### WHAT IS NEEDED:
For the data below, the lines that hold "true" should be counted; only the resulting number is expected.

[Opening DATA FOR THIS EXERCISE section]

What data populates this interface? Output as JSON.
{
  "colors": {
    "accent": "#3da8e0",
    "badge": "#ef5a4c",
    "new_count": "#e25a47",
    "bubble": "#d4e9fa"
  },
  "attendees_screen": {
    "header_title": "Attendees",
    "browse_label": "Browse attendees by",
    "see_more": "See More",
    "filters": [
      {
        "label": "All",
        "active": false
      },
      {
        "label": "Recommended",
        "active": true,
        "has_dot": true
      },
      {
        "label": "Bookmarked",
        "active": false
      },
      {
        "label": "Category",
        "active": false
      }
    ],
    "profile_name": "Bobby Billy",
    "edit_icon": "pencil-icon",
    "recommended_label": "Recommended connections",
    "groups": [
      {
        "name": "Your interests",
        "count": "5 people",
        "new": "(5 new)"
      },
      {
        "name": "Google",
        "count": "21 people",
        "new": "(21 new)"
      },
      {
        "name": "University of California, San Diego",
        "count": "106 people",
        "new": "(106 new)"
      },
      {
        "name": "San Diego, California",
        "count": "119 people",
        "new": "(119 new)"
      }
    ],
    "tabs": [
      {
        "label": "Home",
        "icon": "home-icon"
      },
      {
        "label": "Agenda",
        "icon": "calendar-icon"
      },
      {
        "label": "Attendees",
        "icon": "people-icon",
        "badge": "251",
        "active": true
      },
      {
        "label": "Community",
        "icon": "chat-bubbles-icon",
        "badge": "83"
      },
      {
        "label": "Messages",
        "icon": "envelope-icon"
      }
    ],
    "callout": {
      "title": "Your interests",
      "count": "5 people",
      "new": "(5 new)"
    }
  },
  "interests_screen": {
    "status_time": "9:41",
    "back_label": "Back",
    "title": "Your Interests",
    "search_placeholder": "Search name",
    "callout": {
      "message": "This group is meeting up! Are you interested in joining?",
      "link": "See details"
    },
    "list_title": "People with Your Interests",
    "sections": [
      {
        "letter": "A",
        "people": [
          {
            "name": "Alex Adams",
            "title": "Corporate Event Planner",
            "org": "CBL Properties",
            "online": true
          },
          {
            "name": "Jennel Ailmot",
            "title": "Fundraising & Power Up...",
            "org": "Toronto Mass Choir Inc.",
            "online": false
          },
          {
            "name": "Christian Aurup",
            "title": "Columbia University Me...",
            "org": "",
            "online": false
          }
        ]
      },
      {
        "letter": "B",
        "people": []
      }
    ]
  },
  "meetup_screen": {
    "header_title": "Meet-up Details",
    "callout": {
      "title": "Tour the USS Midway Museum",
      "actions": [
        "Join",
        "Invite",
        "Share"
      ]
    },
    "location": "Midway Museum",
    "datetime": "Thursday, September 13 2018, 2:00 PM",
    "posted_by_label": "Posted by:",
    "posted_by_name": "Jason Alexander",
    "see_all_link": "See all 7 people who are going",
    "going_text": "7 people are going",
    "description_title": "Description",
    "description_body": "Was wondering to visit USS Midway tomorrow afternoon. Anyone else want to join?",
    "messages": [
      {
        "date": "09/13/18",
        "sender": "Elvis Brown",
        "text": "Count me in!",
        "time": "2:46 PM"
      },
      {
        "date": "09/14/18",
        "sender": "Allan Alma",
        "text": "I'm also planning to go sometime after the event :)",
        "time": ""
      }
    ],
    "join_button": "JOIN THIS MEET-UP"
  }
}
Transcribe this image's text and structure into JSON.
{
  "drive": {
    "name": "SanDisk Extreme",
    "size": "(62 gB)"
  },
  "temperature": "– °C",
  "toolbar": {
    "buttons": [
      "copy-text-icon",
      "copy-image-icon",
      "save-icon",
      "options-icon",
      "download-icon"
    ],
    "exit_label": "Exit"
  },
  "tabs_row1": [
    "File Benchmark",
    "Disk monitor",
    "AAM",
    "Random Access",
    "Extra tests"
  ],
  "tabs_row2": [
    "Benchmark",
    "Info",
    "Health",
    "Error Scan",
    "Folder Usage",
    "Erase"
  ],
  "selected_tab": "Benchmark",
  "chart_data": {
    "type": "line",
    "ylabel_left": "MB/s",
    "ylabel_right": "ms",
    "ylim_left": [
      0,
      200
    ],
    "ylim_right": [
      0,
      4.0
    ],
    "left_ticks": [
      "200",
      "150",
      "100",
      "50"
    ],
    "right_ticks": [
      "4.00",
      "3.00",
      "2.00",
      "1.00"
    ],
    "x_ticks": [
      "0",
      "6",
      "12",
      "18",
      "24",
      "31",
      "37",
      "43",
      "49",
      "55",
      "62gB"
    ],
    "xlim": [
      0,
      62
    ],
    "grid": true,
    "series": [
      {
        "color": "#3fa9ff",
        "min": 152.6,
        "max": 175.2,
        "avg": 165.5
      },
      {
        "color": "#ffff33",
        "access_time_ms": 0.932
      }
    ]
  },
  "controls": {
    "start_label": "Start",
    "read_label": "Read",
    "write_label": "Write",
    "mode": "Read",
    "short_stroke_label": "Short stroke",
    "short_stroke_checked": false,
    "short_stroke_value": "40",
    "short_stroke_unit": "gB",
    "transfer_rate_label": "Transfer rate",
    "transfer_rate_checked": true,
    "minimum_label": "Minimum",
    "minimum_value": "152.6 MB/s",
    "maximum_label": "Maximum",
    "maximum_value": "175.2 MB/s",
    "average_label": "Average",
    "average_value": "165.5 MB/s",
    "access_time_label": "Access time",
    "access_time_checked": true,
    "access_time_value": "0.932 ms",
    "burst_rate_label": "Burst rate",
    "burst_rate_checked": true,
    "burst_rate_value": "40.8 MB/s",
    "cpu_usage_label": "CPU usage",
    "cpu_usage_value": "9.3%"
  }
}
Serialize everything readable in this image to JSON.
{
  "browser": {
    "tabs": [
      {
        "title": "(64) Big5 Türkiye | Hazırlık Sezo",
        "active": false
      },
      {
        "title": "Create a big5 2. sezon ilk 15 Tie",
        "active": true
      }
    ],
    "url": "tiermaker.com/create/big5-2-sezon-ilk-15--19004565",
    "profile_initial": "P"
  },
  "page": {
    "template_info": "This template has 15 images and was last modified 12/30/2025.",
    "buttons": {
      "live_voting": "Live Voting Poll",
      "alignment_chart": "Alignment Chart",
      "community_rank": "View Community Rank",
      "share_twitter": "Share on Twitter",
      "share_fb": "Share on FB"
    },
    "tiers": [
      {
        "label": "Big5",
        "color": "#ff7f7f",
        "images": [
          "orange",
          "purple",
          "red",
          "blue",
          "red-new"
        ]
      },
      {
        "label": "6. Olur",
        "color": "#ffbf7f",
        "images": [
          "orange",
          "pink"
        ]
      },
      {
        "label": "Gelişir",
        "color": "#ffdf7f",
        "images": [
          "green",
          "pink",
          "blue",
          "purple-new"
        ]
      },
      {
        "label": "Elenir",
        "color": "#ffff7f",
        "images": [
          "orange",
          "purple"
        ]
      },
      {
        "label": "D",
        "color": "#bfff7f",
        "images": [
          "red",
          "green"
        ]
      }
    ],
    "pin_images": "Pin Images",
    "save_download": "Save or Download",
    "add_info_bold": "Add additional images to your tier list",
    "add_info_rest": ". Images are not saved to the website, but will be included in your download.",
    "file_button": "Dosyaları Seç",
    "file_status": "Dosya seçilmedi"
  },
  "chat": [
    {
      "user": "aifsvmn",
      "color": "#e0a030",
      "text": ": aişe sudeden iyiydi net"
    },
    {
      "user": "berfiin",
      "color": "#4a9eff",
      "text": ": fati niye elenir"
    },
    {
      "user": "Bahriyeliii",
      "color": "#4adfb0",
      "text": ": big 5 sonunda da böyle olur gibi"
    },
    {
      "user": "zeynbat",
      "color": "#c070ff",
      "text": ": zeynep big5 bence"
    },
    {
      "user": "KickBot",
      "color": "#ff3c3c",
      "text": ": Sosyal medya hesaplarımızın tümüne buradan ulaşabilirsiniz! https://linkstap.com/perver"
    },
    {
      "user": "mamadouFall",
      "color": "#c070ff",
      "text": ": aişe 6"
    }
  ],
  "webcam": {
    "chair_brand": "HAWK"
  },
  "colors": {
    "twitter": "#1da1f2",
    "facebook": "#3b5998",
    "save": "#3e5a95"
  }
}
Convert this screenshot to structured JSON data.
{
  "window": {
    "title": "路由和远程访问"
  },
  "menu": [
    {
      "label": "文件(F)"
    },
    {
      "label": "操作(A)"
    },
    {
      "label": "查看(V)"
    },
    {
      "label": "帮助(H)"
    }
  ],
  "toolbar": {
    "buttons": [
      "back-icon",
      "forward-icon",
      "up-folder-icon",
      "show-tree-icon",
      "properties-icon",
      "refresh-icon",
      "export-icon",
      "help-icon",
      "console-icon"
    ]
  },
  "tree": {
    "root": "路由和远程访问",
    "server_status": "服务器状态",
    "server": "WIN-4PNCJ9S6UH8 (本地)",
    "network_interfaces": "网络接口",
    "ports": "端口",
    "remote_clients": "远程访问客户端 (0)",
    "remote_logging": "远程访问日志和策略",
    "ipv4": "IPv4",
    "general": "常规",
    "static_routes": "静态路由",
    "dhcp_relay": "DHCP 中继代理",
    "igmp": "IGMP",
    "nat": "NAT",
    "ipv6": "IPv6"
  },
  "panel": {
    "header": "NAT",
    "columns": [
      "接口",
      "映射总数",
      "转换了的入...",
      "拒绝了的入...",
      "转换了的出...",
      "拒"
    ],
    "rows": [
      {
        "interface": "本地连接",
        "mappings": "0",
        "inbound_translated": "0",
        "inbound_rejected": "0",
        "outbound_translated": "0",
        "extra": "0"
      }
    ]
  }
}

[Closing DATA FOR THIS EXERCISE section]

### SOLUTION TO THIS EXERCISE:
9